(Entries from a dataset of interfaces)

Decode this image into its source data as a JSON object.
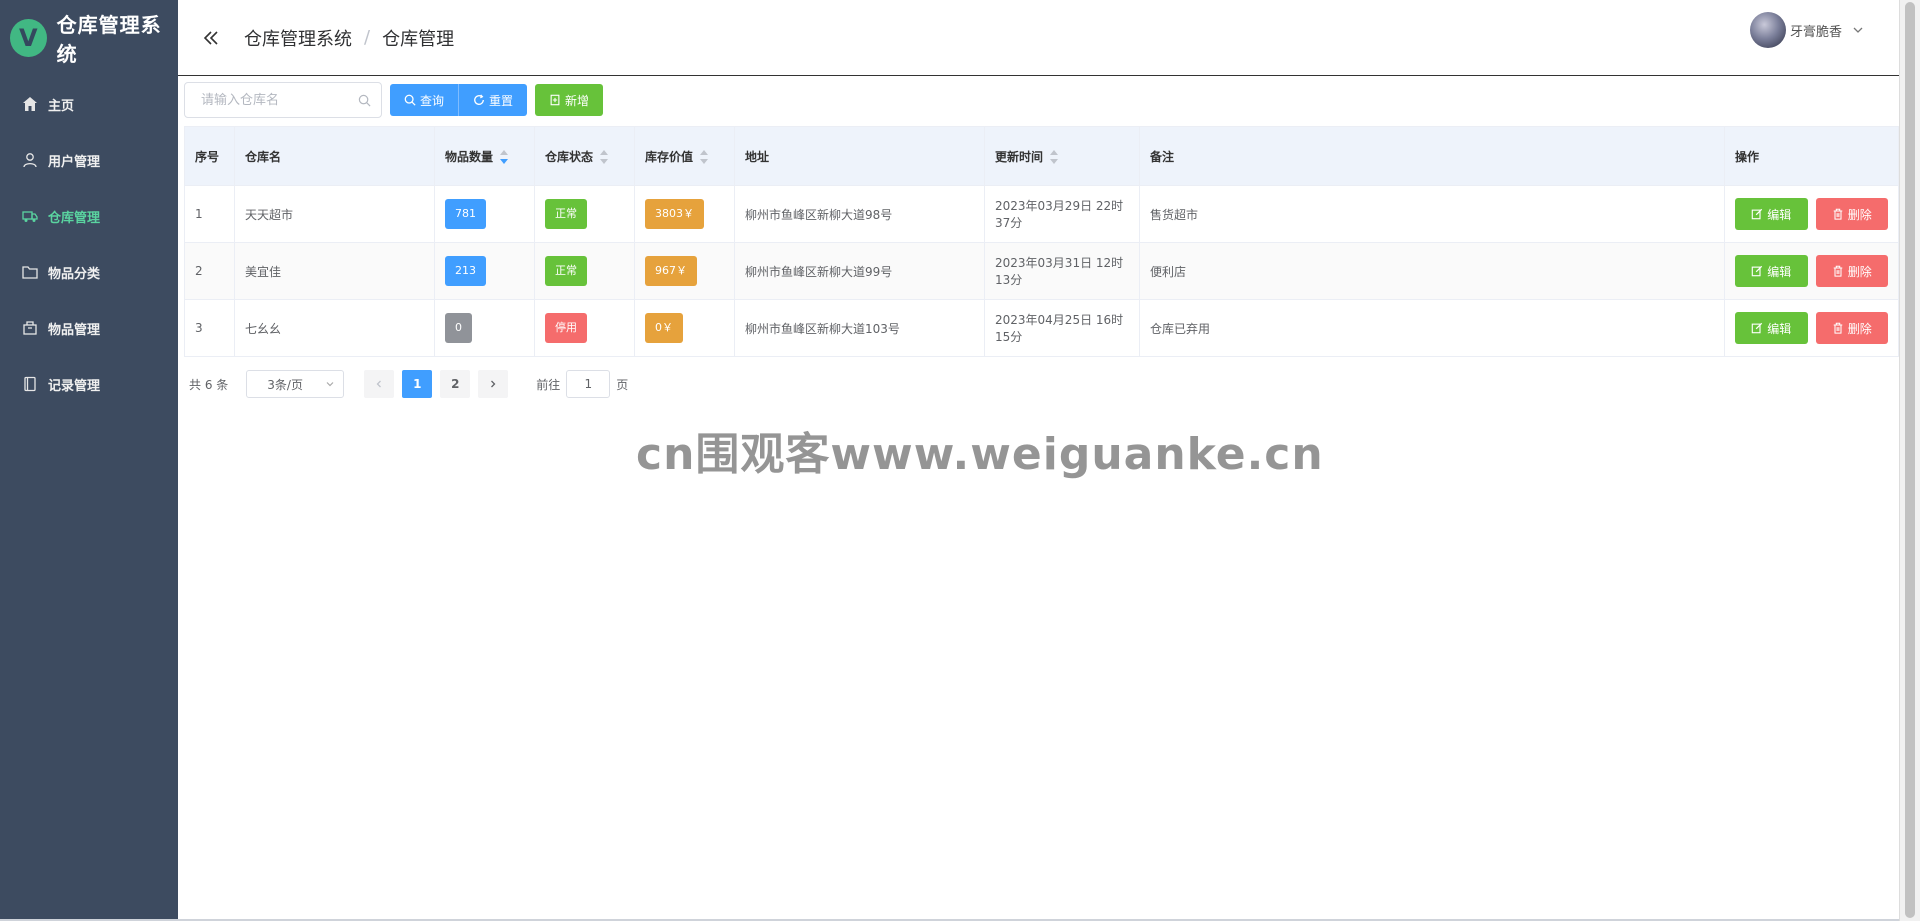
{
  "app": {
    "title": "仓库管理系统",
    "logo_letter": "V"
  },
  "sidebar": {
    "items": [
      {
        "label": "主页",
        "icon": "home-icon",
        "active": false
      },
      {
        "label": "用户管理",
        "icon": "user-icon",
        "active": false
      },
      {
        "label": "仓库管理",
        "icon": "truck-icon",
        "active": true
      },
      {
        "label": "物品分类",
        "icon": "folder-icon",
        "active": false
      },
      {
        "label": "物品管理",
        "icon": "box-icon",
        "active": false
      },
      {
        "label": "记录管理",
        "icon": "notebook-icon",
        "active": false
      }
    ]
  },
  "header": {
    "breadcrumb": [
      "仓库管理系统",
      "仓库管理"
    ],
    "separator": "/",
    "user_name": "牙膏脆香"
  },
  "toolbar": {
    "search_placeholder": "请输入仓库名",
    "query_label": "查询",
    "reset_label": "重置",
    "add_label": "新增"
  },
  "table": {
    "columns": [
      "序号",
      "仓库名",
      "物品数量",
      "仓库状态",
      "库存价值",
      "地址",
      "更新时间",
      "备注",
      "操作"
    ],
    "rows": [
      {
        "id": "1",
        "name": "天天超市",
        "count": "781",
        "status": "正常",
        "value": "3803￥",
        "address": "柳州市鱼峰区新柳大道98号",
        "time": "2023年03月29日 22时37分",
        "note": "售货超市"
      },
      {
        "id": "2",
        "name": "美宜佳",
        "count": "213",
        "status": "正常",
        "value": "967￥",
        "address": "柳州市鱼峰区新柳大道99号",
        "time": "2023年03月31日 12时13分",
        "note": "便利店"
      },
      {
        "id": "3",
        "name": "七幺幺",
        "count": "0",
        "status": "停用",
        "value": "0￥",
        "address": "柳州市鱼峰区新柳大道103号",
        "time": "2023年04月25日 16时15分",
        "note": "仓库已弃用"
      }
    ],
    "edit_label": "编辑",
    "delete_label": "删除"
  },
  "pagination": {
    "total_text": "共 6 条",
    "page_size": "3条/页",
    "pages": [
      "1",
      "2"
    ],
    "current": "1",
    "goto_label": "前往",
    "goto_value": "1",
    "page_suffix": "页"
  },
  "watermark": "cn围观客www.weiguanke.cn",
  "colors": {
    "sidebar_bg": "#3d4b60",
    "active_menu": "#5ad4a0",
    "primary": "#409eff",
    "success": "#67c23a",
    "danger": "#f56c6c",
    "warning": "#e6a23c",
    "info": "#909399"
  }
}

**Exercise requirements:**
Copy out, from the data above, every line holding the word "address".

**Your solution:**
        "address": "柳州市鱼峰区新柳大道98号",
        "address": "柳州市鱼峰区新柳大道99号",
        "address": "柳州市鱼峰区新柳大道103号",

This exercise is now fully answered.